▸ **Work instructions**:
Lines in the records below that contain the word "table" must each be copied.

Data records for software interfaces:
================
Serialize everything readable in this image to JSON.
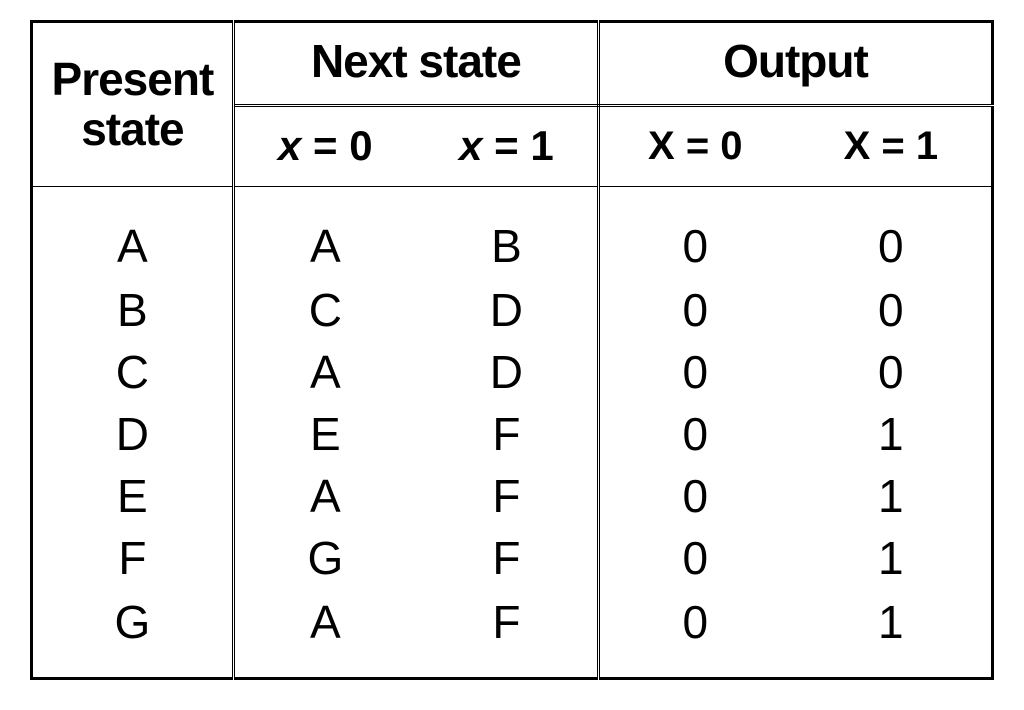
{
  "headers": {
    "present": "Present\nstate",
    "next_state": "Next state",
    "output": "Output"
  },
  "sub_headers": {
    "next_x0_a": "x",
    "next_x0_b": "  =  0",
    "next_x1_a": "x",
    "next_x1_b": "  =  1",
    "out_x0": "X  = 0",
    "out_x1": "X = 1"
  },
  "rows": [
    {
      "present": "A",
      "n0": "A",
      "n1": "B",
      "o0": "0",
      "o1": "0"
    },
    {
      "present": "B",
      "n0": "C",
      "n1": "D",
      "o0": "0",
      "o1": "0"
    },
    {
      "present": "C",
      "n0": "A",
      "n1": "D",
      "o0": "0",
      "o1": "0"
    },
    {
      "present": "D",
      "n0": "E",
      "n1": "F",
      "o0": "0",
      "o1": "1"
    },
    {
      "present": "E",
      "n0": "A",
      "n1": "F",
      "o0": "0",
      "o1": "1"
    },
    {
      "present": "F",
      "n0": "G",
      "n1": "F",
      "o0": "0",
      "o1": "1"
    },
    {
      "present": "G",
      "n0": "A",
      "n1": "F",
      "o0": "0",
      "o1": "1"
    }
  ],
  "chart_data": {
    "type": "table",
    "title": "State transition table",
    "columns": [
      "Present state",
      "Next state (x=0)",
      "Next state (x=1)",
      "Output (X=0)",
      "Output (X=1)"
    ],
    "rows": [
      [
        "A",
        "A",
        "B",
        0,
        0
      ],
      [
        "B",
        "C",
        "D",
        0,
        0
      ],
      [
        "C",
        "A",
        "D",
        0,
        0
      ],
      [
        "D",
        "E",
        "F",
        0,
        1
      ],
      [
        "E",
        "A",
        "F",
        0,
        1
      ],
      [
        "F",
        "G",
        "F",
        0,
        1
      ],
      [
        "G",
        "A",
        "F",
        0,
        1
      ]
    ]
  }
}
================
▸ **Answer to this task**:
    "type": "table",
    "title": "State transition table",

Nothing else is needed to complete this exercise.